## Task to carry out
Where does the word "level" show up in the records? Copy every line that holds it.

## Records for the exercise

==================================================

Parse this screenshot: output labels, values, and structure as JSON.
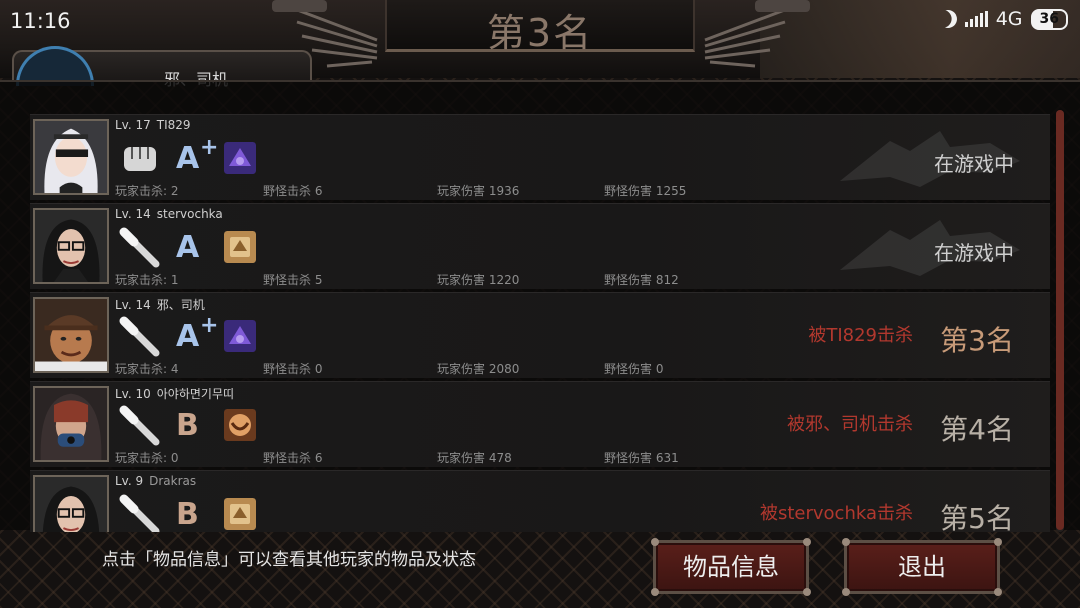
{
  "status_bar": {
    "time": "11:16",
    "network": "4G",
    "battery": "36"
  },
  "header": {
    "title": "第3名",
    "player_tab_name": "邪、司机"
  },
  "players": [
    {
      "level": "Lv. 17",
      "name": "TI829",
      "name_dim": false,
      "grade": "A",
      "grade_plus": "+",
      "grade_color": "blue",
      "weapon": "fist-icon",
      "item": "purple-item-icon",
      "stats": {
        "player_kills": "玩家击杀: 2",
        "monster_kills": "野怪击杀 6",
        "player_damage": "玩家伤害 1936",
        "monster_damage": "野怪伤害 1255"
      },
      "killed_by": "",
      "status": "在游戏中",
      "status_type": "live",
      "avatar": "white-hair-eyepatch-avatar"
    },
    {
      "level": "Lv. 14",
      "name": "stervochka",
      "name_dim": false,
      "grade": "A",
      "grade_plus": "",
      "grade_color": "blue",
      "weapon": "bat-icon",
      "item": "tan-item-icon",
      "stats": {
        "player_kills": "玩家击杀: 1",
        "monster_kills": "野怪击杀 5",
        "player_damage": "玩家伤害 1220",
        "monster_damage": "野怪伤害 812"
      },
      "killed_by": "",
      "status": "在游戏中",
      "status_type": "live",
      "avatar": "glasses-woman-avatar"
    },
    {
      "level": "Lv. 14",
      "name": "邪、司机",
      "name_dim": false,
      "grade": "A",
      "grade_plus": "+",
      "grade_color": "blue",
      "weapon": "bat-icon",
      "item": "purple-item-icon",
      "stats": {
        "player_kills": "玩家击杀: 4",
        "monster_kills": "野怪击杀 0",
        "player_damage": "玩家伤害 2080",
        "monster_damage": "野怪伤害 0"
      },
      "killed_by": "被TI829击杀",
      "status": "第3名",
      "status_type": "rank3",
      "avatar": "cap-man-avatar"
    },
    {
      "level": "Lv. 10",
      "name": "아야하면기무띠",
      "name_dim": false,
      "grade": "B",
      "grade_plus": "",
      "grade_color": "tan",
      "weapon": "bat-icon",
      "item": "orange-item-icon",
      "stats": {
        "player_kills": "玩家击杀: 0",
        "monster_kills": "野怪击杀 6",
        "player_damage": "玩家伤害 478",
        "monster_damage": "野怪伤害 631"
      },
      "killed_by": "被邪、司机击杀",
      "status": "第4名",
      "status_type": "rank",
      "avatar": "hooded-mask-avatar"
    },
    {
      "level": "Lv. 9",
      "name": "Drakras",
      "name_dim": true,
      "grade": "B",
      "grade_plus": "",
      "grade_color": "tan",
      "weapon": "bat-icon",
      "item": "tan-item-icon",
      "stats": {
        "player_kills": "",
        "monster_kills": "",
        "player_damage": "",
        "monster_damage": ""
      },
      "killed_by": "被stervochka击杀",
      "status": "第5名",
      "status_type": "rank",
      "avatar": "glasses-woman-avatar"
    }
  ],
  "footer": {
    "hint": "点击「物品信息」可以查看其他玩家的物品及状态",
    "items_button": "物品信息",
    "quit_button": "退出"
  },
  "colors": {
    "killed_text": "#b2382e",
    "rank3_text": "#c79a78",
    "button_red": "#5a1f1a",
    "grade_blue": "#a8c4ea",
    "grade_tan": "#c9a58d"
  }
}
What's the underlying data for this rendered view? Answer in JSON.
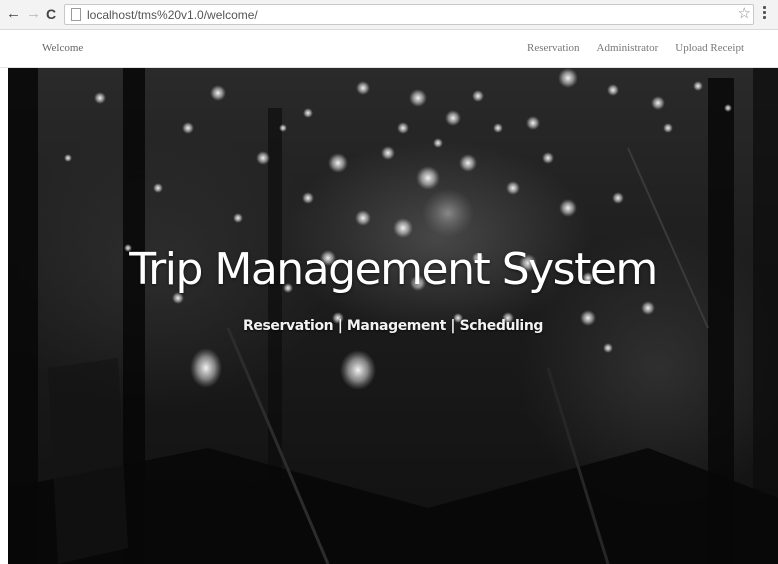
{
  "browser": {
    "url": "localhost/tms%20v1.0/welcome/",
    "icons": {
      "back": "back-arrow-icon",
      "forward": "forward-arrow-icon",
      "reload": "reload-icon",
      "page": "page-icon",
      "bookmark": "star-icon",
      "menu": "menu-icon"
    }
  },
  "navbar": {
    "brand": "Welcome",
    "links": [
      "Reservation",
      "Administrator",
      "Upload Receipt"
    ]
  },
  "hero": {
    "title": "Trip Management System",
    "subtitle": "Reservation | Management | Scheduling"
  },
  "colors": {
    "hero_overlay": "#111111",
    "title_text": "#ffffff",
    "nav_text": "#777777"
  }
}
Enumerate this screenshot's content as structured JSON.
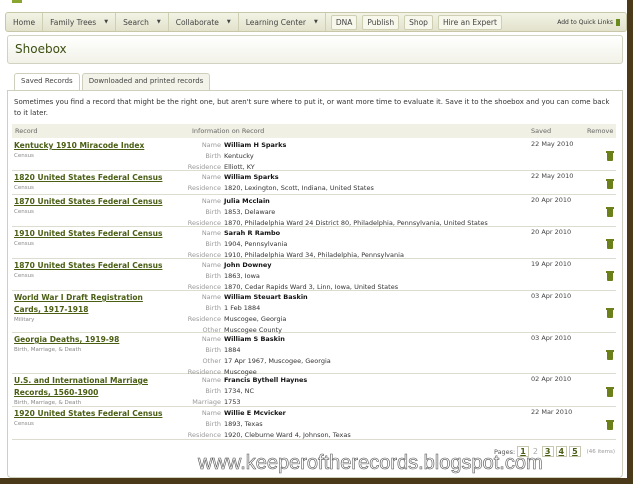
{
  "nav": {
    "items": [
      {
        "label": "Home",
        "caret": false
      },
      {
        "label": "Family Trees",
        "caret": true
      },
      {
        "label": "Search",
        "caret": true
      },
      {
        "label": "Collaborate",
        "caret": true
      },
      {
        "label": "Learning Center",
        "caret": true
      }
    ],
    "pills": [
      "DNA",
      "Publish",
      "Shop",
      "Hire an Expert"
    ],
    "quick_links": "Add to Quick Links"
  },
  "page_title": "Shoebox",
  "tabs": [
    "Saved Records",
    "Downloaded and printed records"
  ],
  "intro": "Sometimes you find a record that might be the right one, but aren't sure where to put it, or want more time to evaluate it. Save it to the shoebox and you can come back to it later.",
  "columns": {
    "record": "Record",
    "info": "Information on Record",
    "saved": "Saved",
    "remove": "Remove"
  },
  "rows": [
    {
      "title": "Kentucky 1910 Miracode Index",
      "category": "Census",
      "fields": [
        [
          "Name",
          "William H Sparks"
        ],
        [
          "Birth",
          "Kentucky"
        ],
        [
          "Residence",
          "Elliott, KY"
        ]
      ],
      "saved": "22 May 2010"
    },
    {
      "title": "1820 United States Federal Census",
      "category": "Census",
      "fields": [
        [
          "Name",
          "William Sparks"
        ],
        [
          "Residence",
          "1820, Lexington, Scott, Indiana, United States"
        ]
      ],
      "saved": "22 May 2010"
    },
    {
      "title": "1870 United States Federal Census",
      "category": "Census",
      "fields": [
        [
          "Name",
          "Julia Mcclain"
        ],
        [
          "Birth",
          "1853, Delaware"
        ],
        [
          "Residence",
          "1870, Philadelphia Ward 24 District 80, Philadelphia, Pennsylvania, United States"
        ]
      ],
      "saved": "20 Apr 2010"
    },
    {
      "title": "1910 United States Federal Census",
      "category": "Census",
      "fields": [
        [
          "Name",
          "Sarah R Rambo"
        ],
        [
          "Birth",
          "1904, Pennsylvania"
        ],
        [
          "Residence",
          "1910, Philadelphia Ward 34, Philadelphia, Pennsylvania"
        ]
      ],
      "saved": "20 Apr 2010"
    },
    {
      "title": "1870 United States Federal Census",
      "category": "Census",
      "fields": [
        [
          "Name",
          "John Downey"
        ],
        [
          "Birth",
          "1863, Iowa"
        ],
        [
          "Residence",
          "1870, Cedar Rapids Ward 3, Linn, Iowa, United States"
        ]
      ],
      "saved": "19 Apr 2010"
    },
    {
      "title": "World War I Draft Registration Cards, 1917-1918",
      "category": "Military",
      "fields": [
        [
          "Name",
          "William Steuart Baskin"
        ],
        [
          "Birth",
          "1 Feb 1884"
        ],
        [
          "Residence",
          "Muscogee, Georgia"
        ],
        [
          "Other",
          "Muscogee County"
        ]
      ],
      "saved": "03 Apr 2010"
    },
    {
      "title": "Georgia Deaths, 1919-98",
      "category": "Birth, Marriage, & Death",
      "fields": [
        [
          "Name",
          "William S Baskin"
        ],
        [
          "Birth",
          "1884"
        ],
        [
          "Other",
          "17 Apr 1967, Muscogee, Georgia"
        ],
        [
          "Residence",
          "Muscogee"
        ]
      ],
      "saved": "03 Apr 2010"
    },
    {
      "title": "U.S. and International Marriage Records, 1560-1900",
      "category": "Birth, Marriage, & Death",
      "fields": [
        [
          "Name",
          "Francis Bythell Haynes"
        ],
        [
          "Birth",
          "1734, NC"
        ],
        [
          "Marriage",
          "1753"
        ]
      ],
      "saved": "02 Apr 2010"
    },
    {
      "title": "1920 United States Federal Census",
      "category": "Census",
      "fields": [
        [
          "Name",
          "Willie E Mcvicker"
        ],
        [
          "Birth",
          "1893, Texas"
        ],
        [
          "Residence",
          "1920, Cleburne Ward 4, Johnson, Texas"
        ]
      ],
      "saved": "22 Mar 2010"
    }
  ],
  "pagination": {
    "label": "Pages:",
    "pages": [
      "1",
      "2",
      "3",
      "4",
      "5"
    ],
    "current": "2",
    "count": "(46 items)"
  },
  "watermark": "www.keeperoftherecords.blogspot.com"
}
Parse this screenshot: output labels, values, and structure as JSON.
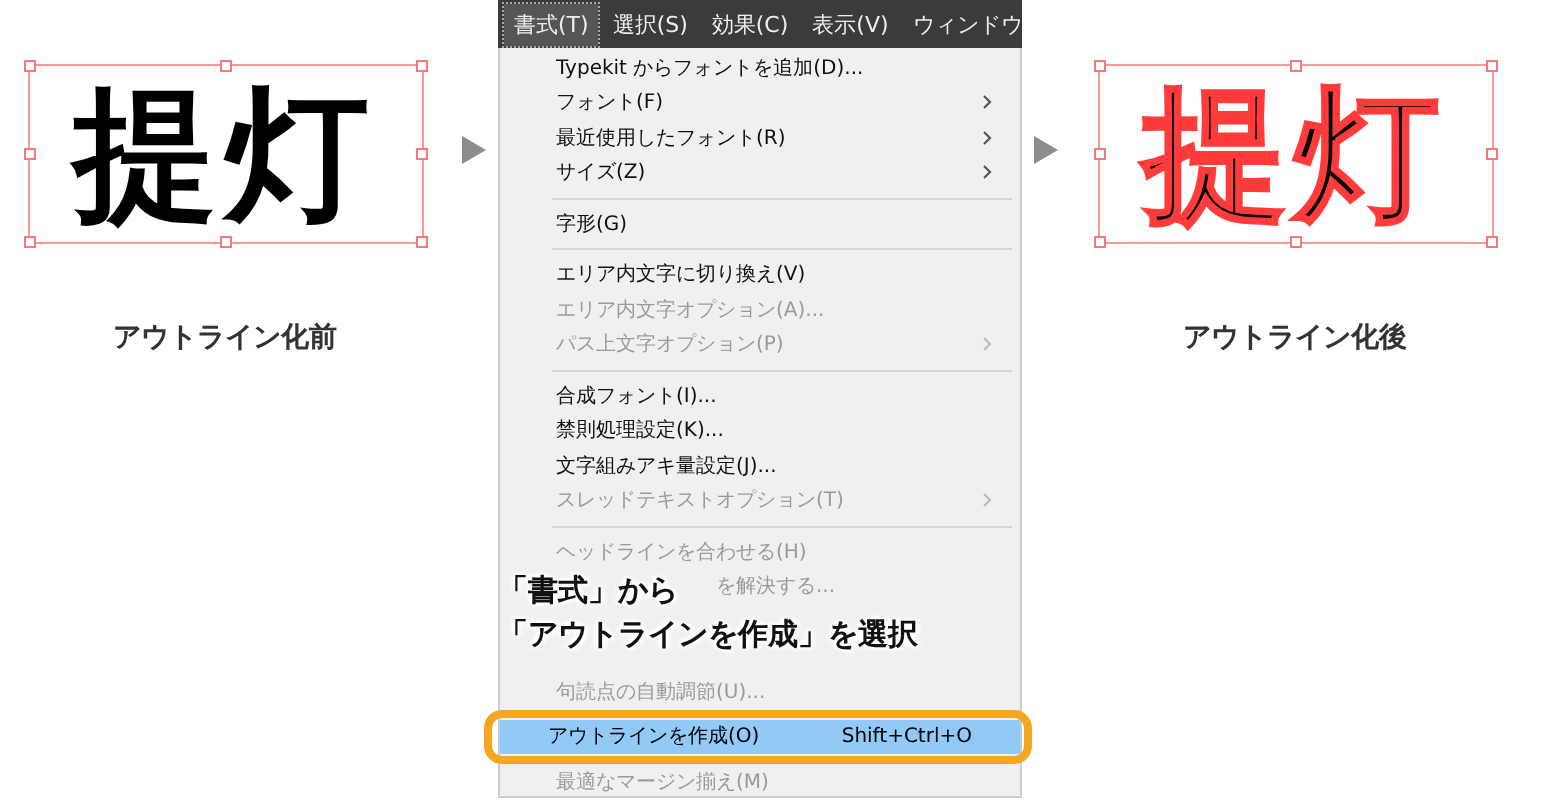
{
  "before": {
    "glyphs": "提灯",
    "label": "アウトライン化前",
    "outlined": false
  },
  "after": {
    "glyphs": "提灯",
    "label": "アウトライン化後",
    "outlined": true
  },
  "menubar": [
    {
      "label": "書式(T)",
      "selected": true
    },
    {
      "label": "選択(S)",
      "selected": false
    },
    {
      "label": "効果(C)",
      "selected": false
    },
    {
      "label": "表示(V)",
      "selected": false
    },
    {
      "label": "ウィンドウ",
      "selected": false
    }
  ],
  "menu": [
    {
      "kind": "item",
      "label": "Typekit からフォントを追加(D)...",
      "disabled": false,
      "submenu": false,
      "selected": false
    },
    {
      "kind": "item",
      "label": "フォント(F)",
      "disabled": false,
      "submenu": true,
      "selected": false
    },
    {
      "kind": "item",
      "label": "最近使用したフォント(R)",
      "disabled": false,
      "submenu": true,
      "selected": false
    },
    {
      "kind": "item",
      "label": "サイズ(Z)",
      "disabled": false,
      "submenu": true,
      "selected": false
    },
    {
      "kind": "separator"
    },
    {
      "kind": "item",
      "label": "字形(G)",
      "disabled": false,
      "submenu": false,
      "selected": false
    },
    {
      "kind": "separator"
    },
    {
      "kind": "item",
      "label": "エリア内文字に切り換え(V)",
      "disabled": false,
      "submenu": false,
      "selected": false
    },
    {
      "kind": "item",
      "label": "エリア内文字オプション(A)...",
      "disabled": true,
      "submenu": false,
      "selected": false
    },
    {
      "kind": "item",
      "label": "パス上文字オプション(P)",
      "disabled": true,
      "submenu": true,
      "selected": false
    },
    {
      "kind": "separator"
    },
    {
      "kind": "item",
      "label": "合成フォント(I)...",
      "disabled": false,
      "submenu": false,
      "selected": false
    },
    {
      "kind": "item",
      "label": "禁則処理設定(K)...",
      "disabled": false,
      "submenu": false,
      "selected": false
    },
    {
      "kind": "item",
      "label": "文字組みアキ量設定(J)...",
      "disabled": false,
      "submenu": false,
      "selected": false
    },
    {
      "kind": "item",
      "label": "スレッドテキストオプション(T)",
      "disabled": true,
      "submenu": true,
      "selected": false
    },
    {
      "kind": "separator"
    },
    {
      "kind": "item",
      "label": "ヘッドラインを合わせる(H)",
      "disabled": true,
      "submenu": false,
      "selected": false
    },
    {
      "kind": "partial",
      "label": "を解決する..."
    },
    {
      "kind": "blank"
    },
    {
      "kind": "blank"
    },
    {
      "kind": "item",
      "label": "句読点の自動調節(U)...",
      "disabled": true,
      "submenu": false,
      "selected": false
    },
    {
      "kind": "item",
      "label": "アウトラインを作成(O)",
      "shortcut": "Shift+Ctrl+O",
      "disabled": false,
      "submenu": false,
      "selected": true
    },
    {
      "kind": "item",
      "label": "最適なマージン揃え(M)",
      "disabled": true,
      "submenu": false,
      "selected": false
    }
  ],
  "caption": [
    "「書式」から",
    "「アウトラインを作成」を選択"
  ]
}
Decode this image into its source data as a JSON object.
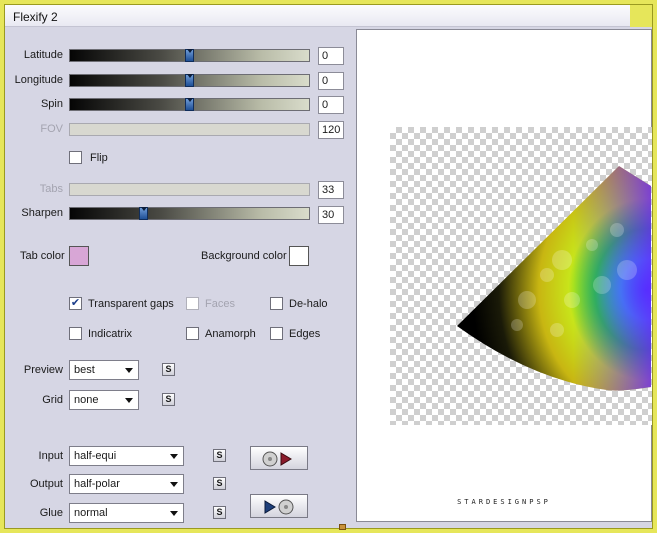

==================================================

## Task solution
      "level": "Lv. 17",
      "level": "Lv. 14",
      "level": "Lv. 14",
      "level": "Lv. 10",
      "level": "Lv. 9",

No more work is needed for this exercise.